The answer must consist of every line below that holds the word "chat".
-- Exercise data follows --
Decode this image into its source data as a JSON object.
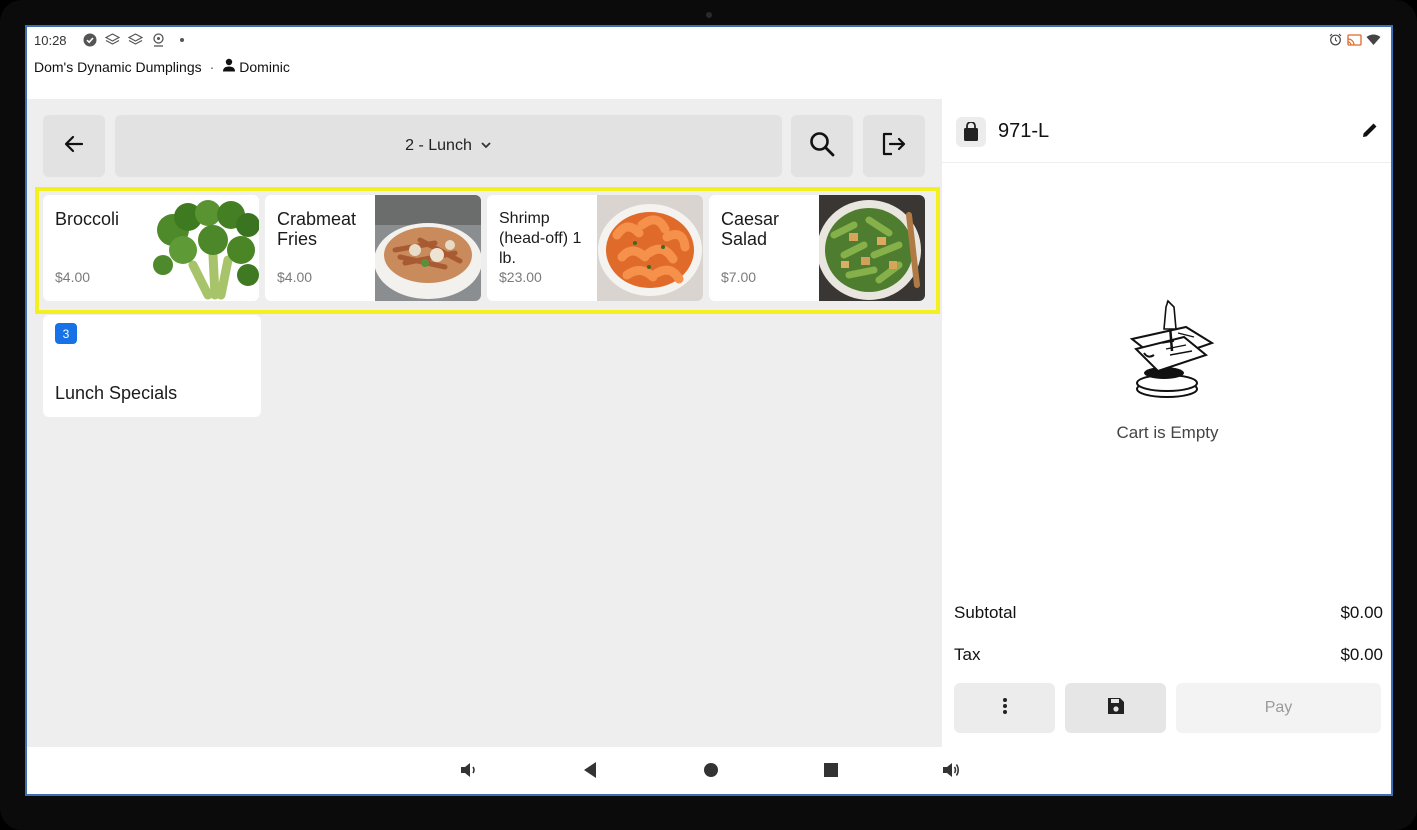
{
  "status_bar": {
    "time": "10:28",
    "left_icons": [
      "check-circle-icon",
      "layers-icon",
      "layers-icon",
      "location-icon",
      "dot-icon"
    ],
    "right_icons": [
      "alarm-icon",
      "cast-icon",
      "wifi-icon"
    ]
  },
  "app": {
    "store_name": "Dom's Dynamic Dumplings",
    "separator": "·",
    "user_name": "Dominic"
  },
  "toolbar": {
    "category_label": "2 - Lunch"
  },
  "menu_items": [
    {
      "name": "Broccoli",
      "price": "$4.00",
      "image": "broccoli-image"
    },
    {
      "name": "Crabmeat Fries",
      "price": "$4.00",
      "image": "crabmeat-fries-image"
    },
    {
      "name": "Shrimp (head-off) 1 lb.",
      "price": "$23.00",
      "image": "shrimp-image"
    },
    {
      "name": "Caesar Salad",
      "price": "$7.00",
      "image": "caesar-salad-image"
    }
  ],
  "category_tiles": [
    {
      "badge": "3",
      "label": "Lunch Specials"
    }
  ],
  "order": {
    "id": "971-L",
    "empty_text": "Cart is Empty",
    "subtotal_label": "Subtotal",
    "subtotal_value": "$0.00",
    "tax_label": "Tax",
    "tax_value": "$0.00",
    "pay_label": "Pay"
  },
  "colors": {
    "highlight": "#f4ef1e",
    "badge": "#1672e6",
    "panel_bg": "#eeeeee"
  }
}
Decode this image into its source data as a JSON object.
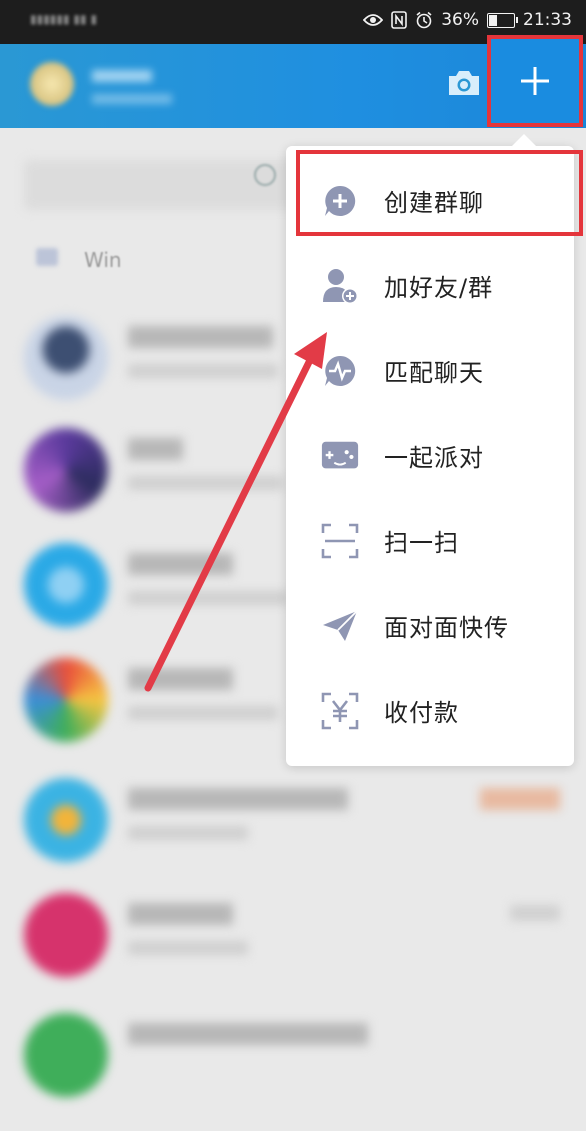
{
  "status_bar": {
    "battery": "36%",
    "time": "21:33",
    "battery_level": 0.36
  },
  "background": {
    "notice_text": "Win"
  },
  "menu": {
    "items": [
      {
        "label": "创建群聊",
        "icon": "add-chat-icon"
      },
      {
        "label": "加好友/群",
        "icon": "add-friend-icon"
      },
      {
        "label": "匹配聊天",
        "icon": "match-chat-icon"
      },
      {
        "label": "一起派对",
        "icon": "party-game-icon"
      },
      {
        "label": "扫一扫",
        "icon": "scan-icon"
      },
      {
        "label": "面对面快传",
        "icon": "send-plane-icon"
      },
      {
        "label": "收付款",
        "icon": "payment-icon"
      }
    ]
  },
  "colors": {
    "header": "#1f8fe0",
    "highlight": "#e4353b",
    "icon": "#8f96b3"
  }
}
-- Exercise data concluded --
Answer for this exercise
        "icon": "add-chat-icon"
        "icon": "match-chat-icon"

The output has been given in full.